A team led by the Department of Energy's Oak Ridge National Laboratory used state-of-the-art microscopy to identify a previously undetected feature, about 5 billionths of a meter (nanometers) wide, in a solid electrolyte. The work experimentally verifies the importance of that feature to fast ion transport, and corroborates the observations with theory. The new mechanism the researchers report in Advanced Energy Materials points out a new strategy for the design of highly conductive solid electrolytes.
Diamonds are one of the most coveted gemstones. But while some may want the perfect diamond for its sparkle, physicists covet the right diamonds to perfect their experiments. The gem is a key component in a novel system that enables precision measurements that could lead to the discovery of new physics in the sub-atomic realm -- the domain of the particles and forces that build the nucleus of the atom.
Chemists provide the first direct evidence that a T cell gives precise mechanical tugs to other cells, and demonstrate that these tugs are central to a T cell's process of deciding whether to mount an immune response.
Ever since the advent of smartwatches, technologists have been looking to expand interactions beyond the confines of the small watch face. A new wearable technology developed at Carnegie Mellon University suggests turning the entire lower arm into a touchpad. Called SkinTrack and developed by the Human-Computer Interaction Institute's Future Interfaces Group, the new system allows for continuous touch tracking on the hands and arms.
A team of UWM physicists image a never-before-seen molecular reaction as a light-sensitive protein responds to light. The work, using an X-ray laser, is unmasking how proteins carry out the chemistry necessary for life.
A team of researchers who two years ago announced a 'Trojan horse' method of entering a cell without harming it have now found, in effect, the lock to the cellular 'trap door.'
Spinal muscular atrophy (SMA) is a disease that causes progressive degeneration in the nerve cells that control muscles, thereby causing muscle weakness and eventually death. SMA affects approximately 200,000 people in the US, often children. Now, researchers at the University of Missouri are studying a subtype of SMA, spinal muscular atrophy with respiratory distress type 1 (SMARD1), and have developed a gene replacement therapy that can be used to treat and control the disease in the future.

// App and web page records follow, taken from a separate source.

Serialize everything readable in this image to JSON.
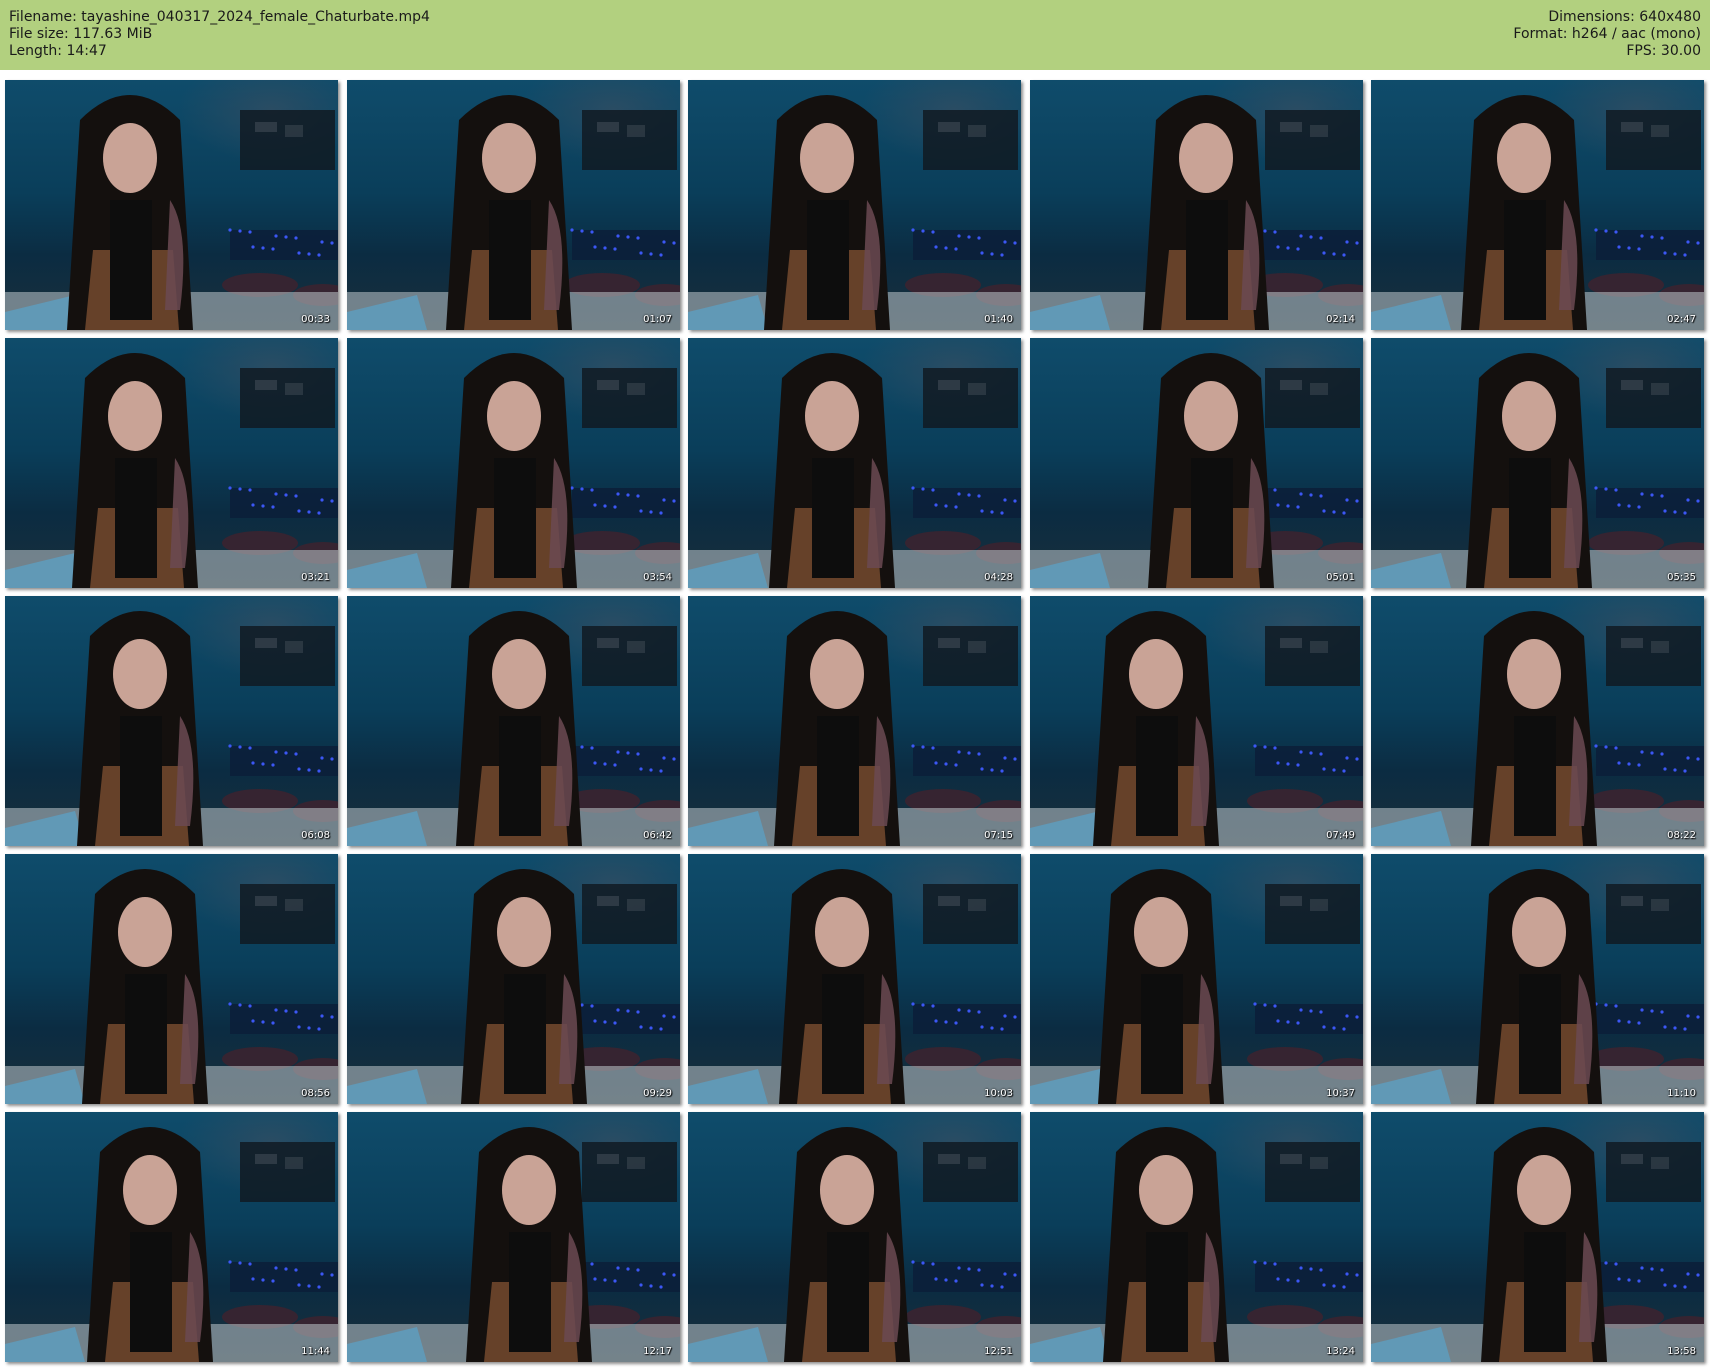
{
  "header": {
    "filename": "Filename: tayashine_040317_2024_female_Chaturbate.mp4",
    "file_size": "File size: 117.63 MiB",
    "length": "Length: 14:47",
    "dimensions": "Dimensions: 640x480",
    "format": "Format: h264 / aac (mono)",
    "fps": "FPS: 30.00"
  },
  "thumbnails": [
    {
      "timestamp": "00:33"
    },
    {
      "timestamp": "01:07"
    },
    {
      "timestamp": "01:40"
    },
    {
      "timestamp": "02:14"
    },
    {
      "timestamp": "02:47"
    },
    {
      "timestamp": "03:21"
    },
    {
      "timestamp": "03:54"
    },
    {
      "timestamp": "04:28"
    },
    {
      "timestamp": "05:01"
    },
    {
      "timestamp": "05:35"
    },
    {
      "timestamp": "06:08"
    },
    {
      "timestamp": "06:42"
    },
    {
      "timestamp": "07:15"
    },
    {
      "timestamp": "07:49"
    },
    {
      "timestamp": "08:22"
    },
    {
      "timestamp": "08:56"
    },
    {
      "timestamp": "09:29"
    },
    {
      "timestamp": "10:03"
    },
    {
      "timestamp": "10:37"
    },
    {
      "timestamp": "11:10"
    },
    {
      "timestamp": "11:44"
    },
    {
      "timestamp": "12:17"
    },
    {
      "timestamp": "12:51"
    },
    {
      "timestamp": "13:24"
    },
    {
      "timestamp": "13:58"
    }
  ],
  "colors": {
    "header_bg": "#b2d07f",
    "wall_blue": "#0f4c6b",
    "hair_dark": "#14100e",
    "hair_tip": "#a9693f",
    "skin": "#c9a396",
    "lights": "#3f5bff"
  }
}
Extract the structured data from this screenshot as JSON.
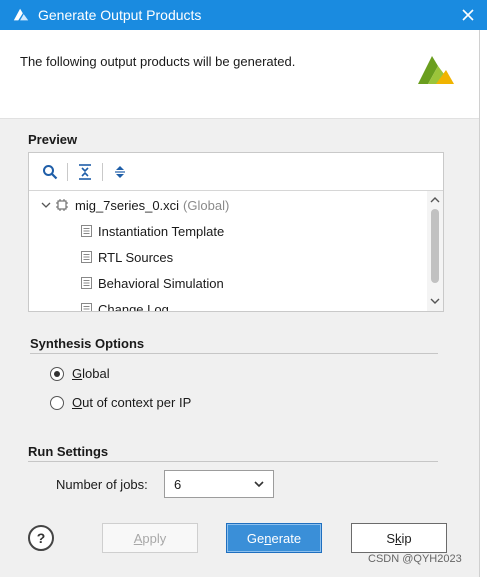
{
  "window": {
    "title": "Generate Output Products",
    "close_icon": "close-icon",
    "logo_icon": "vivado-logo-icon"
  },
  "header": {
    "message": "The following output products will be generated.",
    "logo_icon": "vivado-logo-icon"
  },
  "preview": {
    "title": "Preview",
    "toolbar_icons": [
      "search-icon",
      "collapse-all-icon",
      "expand-all-icon"
    ],
    "tree": {
      "root": {
        "label": "mig_7series_0.xci",
        "scope": "(Global)"
      },
      "children": [
        {
          "label": "Instantiation Template"
        },
        {
          "label": "RTL Sources"
        },
        {
          "label": "Behavioral Simulation"
        },
        {
          "label": "Change Log"
        }
      ]
    }
  },
  "synthesis": {
    "title": "Synthesis Options",
    "options": [
      {
        "mnemonic": "G",
        "rest": "lobal",
        "selected": true
      },
      {
        "mnemonic": "O",
        "rest": "ut of context per IP",
        "selected": false
      }
    ]
  },
  "run_settings": {
    "title": "Run Settings",
    "jobs_label": "Number of jobs:",
    "jobs_value": "6"
  },
  "buttons": {
    "help": "?",
    "apply": {
      "mnemonic": "A",
      "rest": "pply",
      "enabled": false
    },
    "generate": {
      "before": "Ge",
      "mnemonic": "n",
      "after": "erate"
    },
    "skip": {
      "before": "S",
      "mnemonic": "k",
      "after": "ip"
    }
  },
  "watermark": "CSDN @QYH2023",
  "colors": {
    "titlebar": "#1a8be0",
    "accent_button": "#3a8fd8",
    "dialog_bg": "#f0f0f0"
  }
}
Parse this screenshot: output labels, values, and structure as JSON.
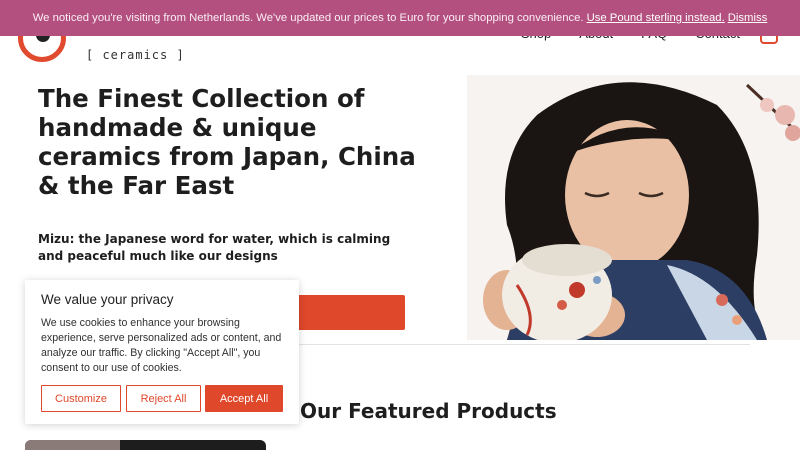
{
  "brand": {
    "tagline": "[ ceramics ]",
    "accent_color": "#e0482b"
  },
  "notice": {
    "message": "We noticed you're visiting from Netherlands. We've updated our prices to Euro for your shopping convenience.",
    "switch_link": "Use Pound sterling instead.",
    "dismiss_link": "Dismiss",
    "background": "#b3507f"
  },
  "nav": {
    "items": [
      "Shop",
      "About",
      "FAQ",
      "Contact"
    ],
    "cart_icon": "shopping-bag-icon"
  },
  "hero": {
    "title": "The Finest Collection of handmade & unique ceramics from Japan, China & the Far East",
    "subtitle": "Mizu: the Japanese word for water, which is calming and peaceful much like our designs"
  },
  "featured": {
    "heading": "Our Featured Products"
  },
  "cookie": {
    "title": "We value your privacy",
    "text": "We use cookies to enhance your browsing experience, serve personalized ads or content, and analyze our traffic. By clicking \"Accept All\", you consent to our use of cookies.",
    "customize_label": "Customize",
    "reject_label": "Reject All",
    "accept_label": "Accept All"
  }
}
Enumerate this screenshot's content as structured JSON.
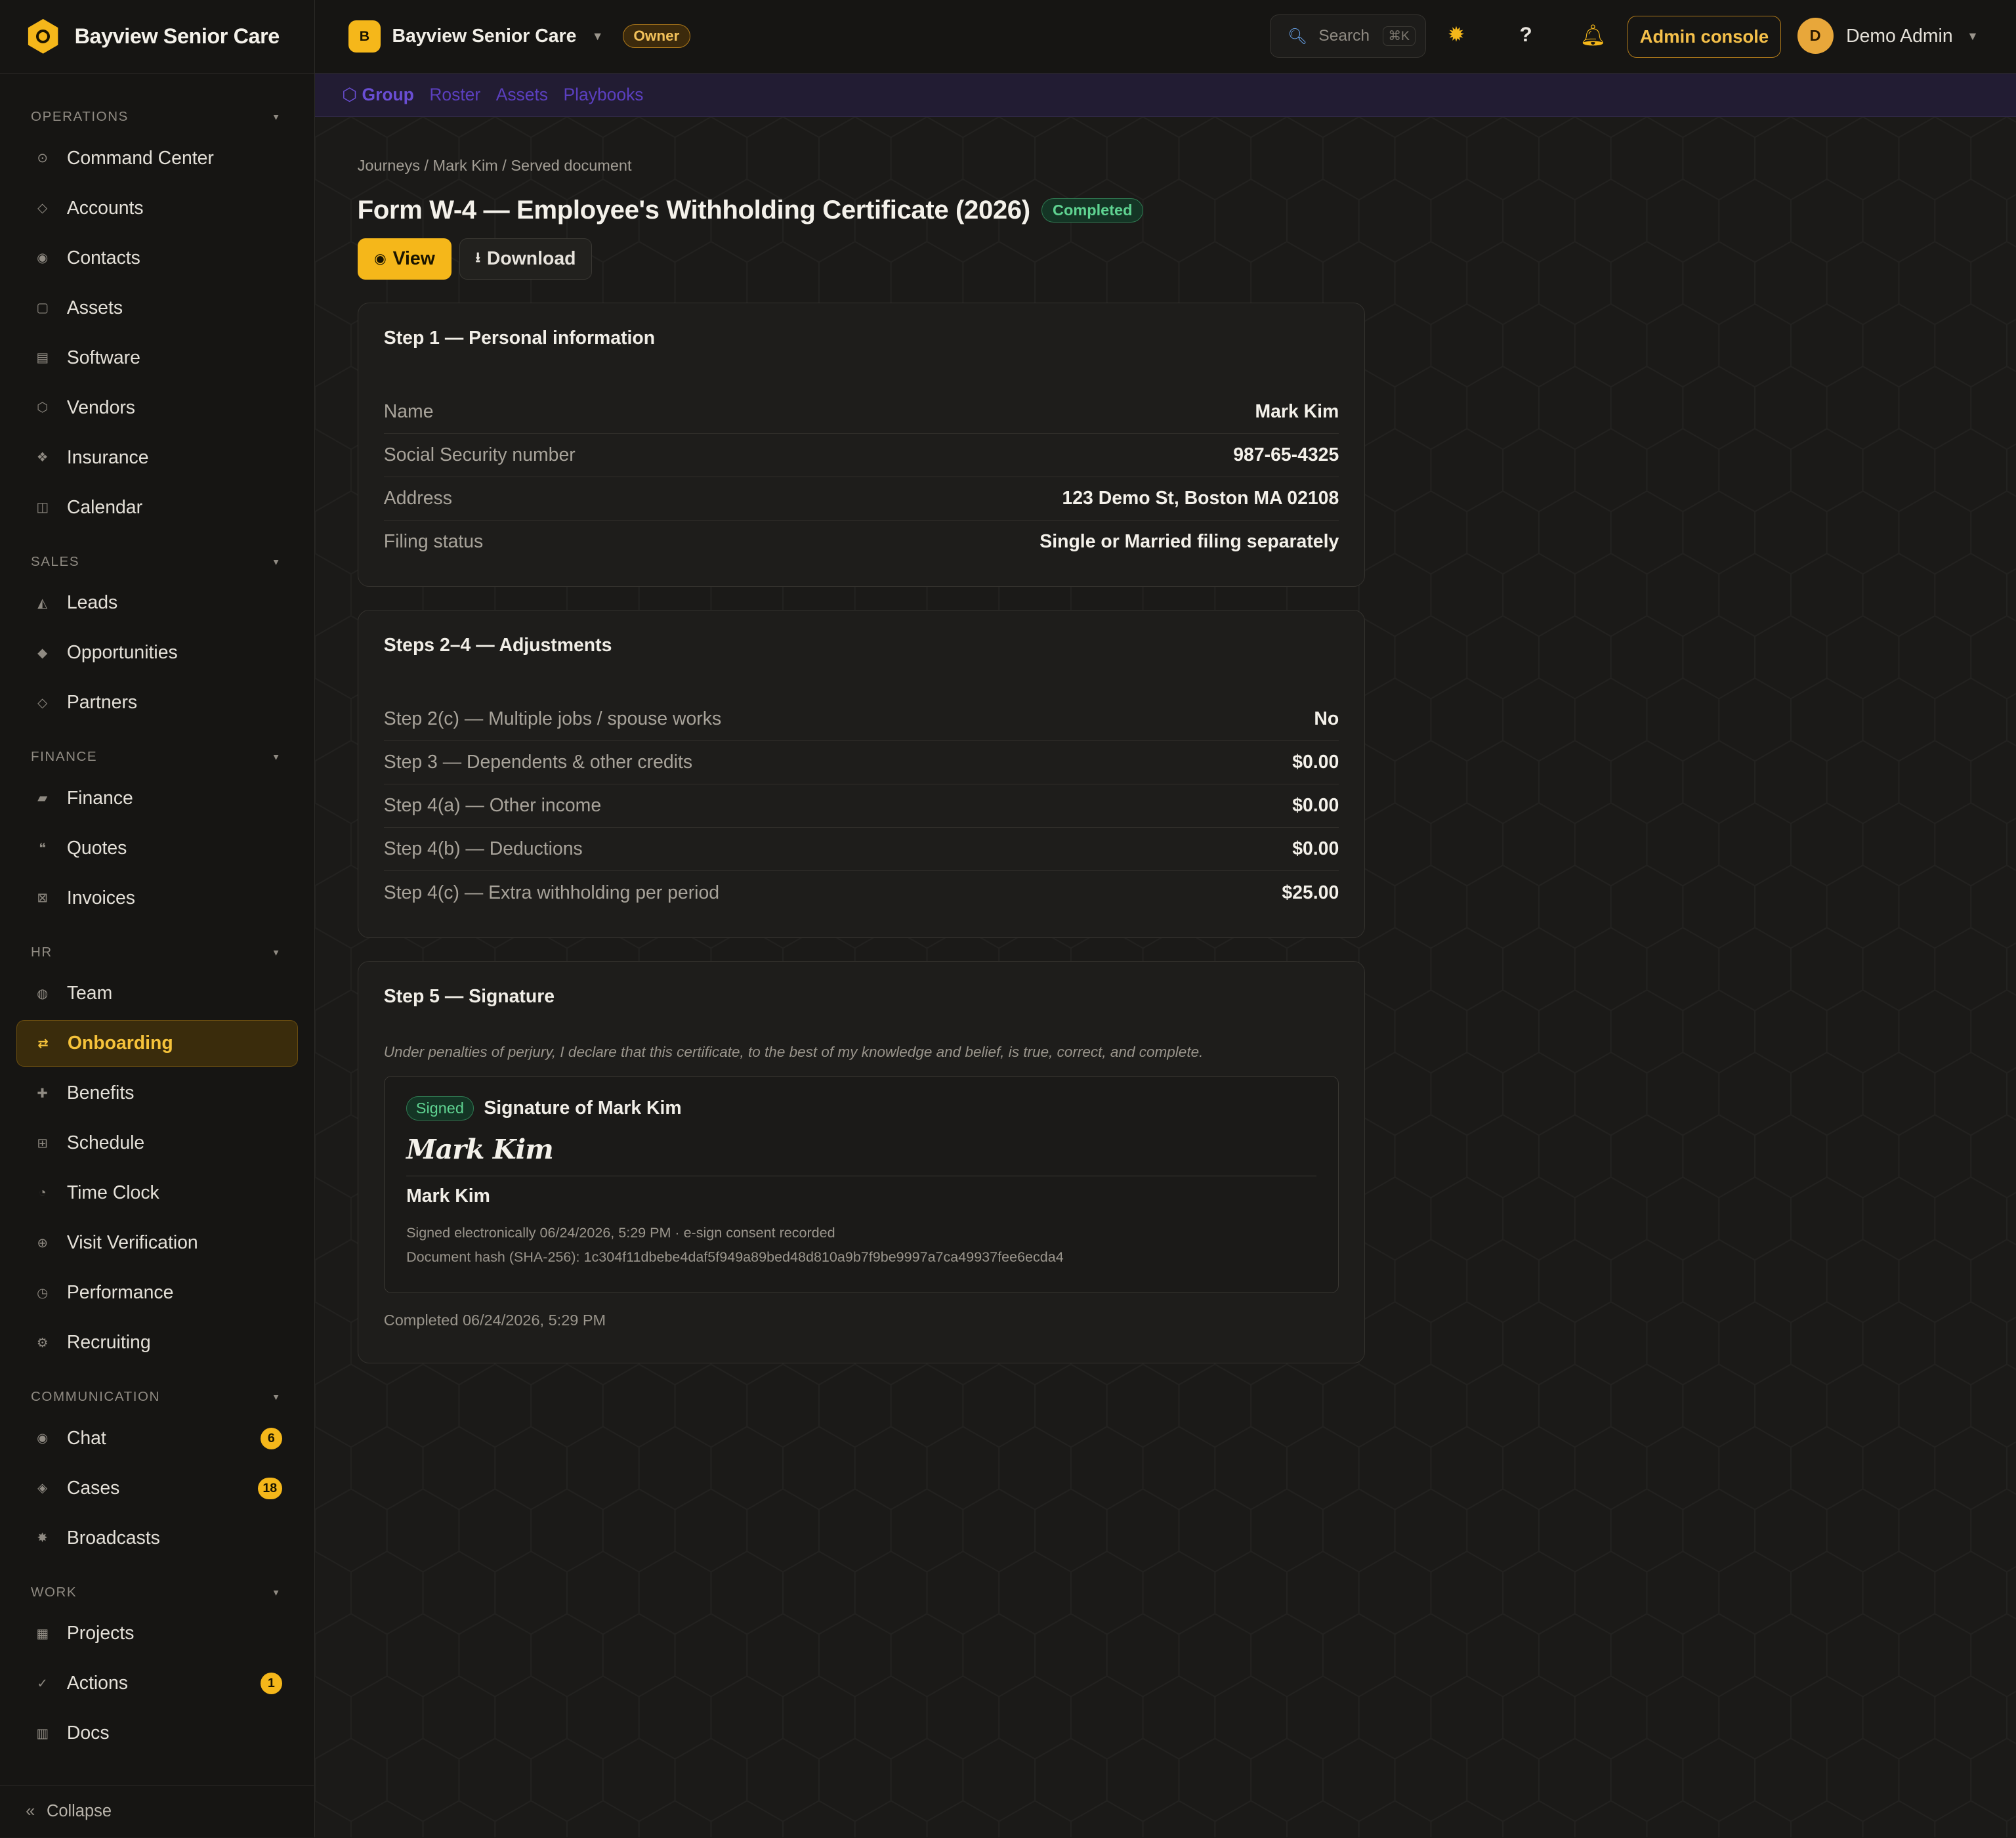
{
  "brand": {
    "name": "Bayview Senior Care"
  },
  "sidebar": {
    "sections": [
      {
        "title": "OPERATIONS",
        "items": [
          {
            "label": "Command Center",
            "icon": "⊙"
          },
          {
            "label": "Accounts",
            "icon": "◇"
          },
          {
            "label": "Contacts",
            "icon": "◉"
          },
          {
            "label": "Assets",
            "icon": "▢"
          },
          {
            "label": "Software",
            "icon": "▤"
          },
          {
            "label": "Vendors",
            "icon": "⬡"
          },
          {
            "label": "Insurance",
            "icon": "❖"
          },
          {
            "label": "Calendar",
            "icon": "◫"
          }
        ]
      },
      {
        "title": "SALES",
        "items": [
          {
            "label": "Leads",
            "icon": "◭"
          },
          {
            "label": "Opportunities",
            "icon": "◆"
          },
          {
            "label": "Partners",
            "icon": "◇"
          }
        ]
      },
      {
        "title": "FINANCE",
        "items": [
          {
            "label": "Finance",
            "icon": "▰"
          },
          {
            "label": "Quotes",
            "icon": "❝"
          },
          {
            "label": "Invoices",
            "icon": "⊠"
          }
        ]
      },
      {
        "title": "HR",
        "items": [
          {
            "label": "Team",
            "icon": "◍"
          },
          {
            "label": "Onboarding",
            "icon": "⇄",
            "active": true
          },
          {
            "label": "Benefits",
            "icon": "✚"
          },
          {
            "label": "Schedule",
            "icon": "⊞"
          },
          {
            "label": "Time Clock",
            "icon": "◔"
          },
          {
            "label": "Visit Verification",
            "icon": "⊕"
          },
          {
            "label": "Performance",
            "icon": "◷"
          },
          {
            "label": "Recruiting",
            "icon": "⚙"
          }
        ]
      },
      {
        "title": "COMMUNICATION",
        "items": [
          {
            "label": "Chat",
            "icon": "◉",
            "badge": "6"
          },
          {
            "label": "Cases",
            "icon": "◈",
            "badge": "18"
          },
          {
            "label": "Broadcasts",
            "icon": "✸"
          }
        ]
      },
      {
        "title": "WORK",
        "items": [
          {
            "label": "Projects",
            "icon": "▦"
          },
          {
            "label": "Actions",
            "icon": "✓",
            "badge": "1"
          },
          {
            "label": "Docs",
            "icon": "▥"
          }
        ]
      }
    ],
    "collapse_label": "Collapse"
  },
  "topbar": {
    "org_initial": "B",
    "org_name": "Bayview Senior Care",
    "role": "Owner",
    "search_placeholder": "Search",
    "search_shortcut": "⌘K",
    "admin_console": "Admin console",
    "user_initial": "D",
    "user_name": "Demo Admin"
  },
  "subnav": {
    "items": [
      "⬡ Group",
      "Roster",
      "Assets",
      "Playbooks"
    ]
  },
  "page": {
    "breadcrumb": "Journeys / Mark Kim / Served document",
    "title": "Form W-4 — Employee's Withholding Certificate (2026)",
    "status": "Completed",
    "view_label": "View",
    "download_label": "Download"
  },
  "step1": {
    "title": "Step 1 — Personal information",
    "rows": [
      {
        "k": "Name",
        "v": "Mark Kim"
      },
      {
        "k": "Social Security number",
        "v": "987-65-4325"
      },
      {
        "k": "Address",
        "v": "123 Demo St, Boston MA 02108"
      },
      {
        "k": "Filing status",
        "v": "Single or Married filing separately"
      }
    ]
  },
  "step2": {
    "title": "Steps 2–4 — Adjustments",
    "rows": [
      {
        "k": "Step 2(c) — Multiple jobs / spouse works",
        "v": "No"
      },
      {
        "k": "Step 3 — Dependents & other credits",
        "v": "$0.00"
      },
      {
        "k": "Step 4(a) — Other income",
        "v": "$0.00"
      },
      {
        "k": "Step 4(b) — Deductions",
        "v": "$0.00"
      },
      {
        "k": "Step 4(c) — Extra withholding per period",
        "v": "$25.00"
      }
    ]
  },
  "step5": {
    "title": "Step 5 — Signature",
    "declaration": "Under penalties of perjury, I declare that this certificate, to the best of my knowledge and belief, is true, correct, and complete.",
    "signed_badge": "Signed",
    "signature_of": "Signature of Mark Kim",
    "signature_script": "Mark Kim",
    "signer_name": "Mark Kim",
    "signed_meta": "Signed electronically 06/24/2026, 5:29 PM · e-sign consent recorded",
    "hash": "Document hash (SHA-256): 1c304f11dbebe4daf5f949a89bed48d810a9b7f9be9997a7ca49937fee6ecda4",
    "completed": "Completed 06/24/2026, 5:29 PM"
  }
}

A tension-sensitive 'fail safe' protein helps make sure that when our cells divide the two resulting cells inherit the normal number of chromosomes. Chromosome separation errors, leading to too few or too many chromosomes, is the most common genetic abnormality in cancer cells. This latest finding in cell division biology may guide the development of new chemotherapeutic drugs that target the machinery of cell division.
Using ALMA, a team of astronomers has delved remarkably deep into the heart of a nearby elliptical galaxy to study the motion of a disk of cold interstellar gas encircling the supermassive black hole at its center, providing one of the most accurate mass measurements to date for a black hole outside of our Galaxy.
Scientists have tracked the reaction of a protein responding to light, paving the way for a new understanding of life's essential reactions.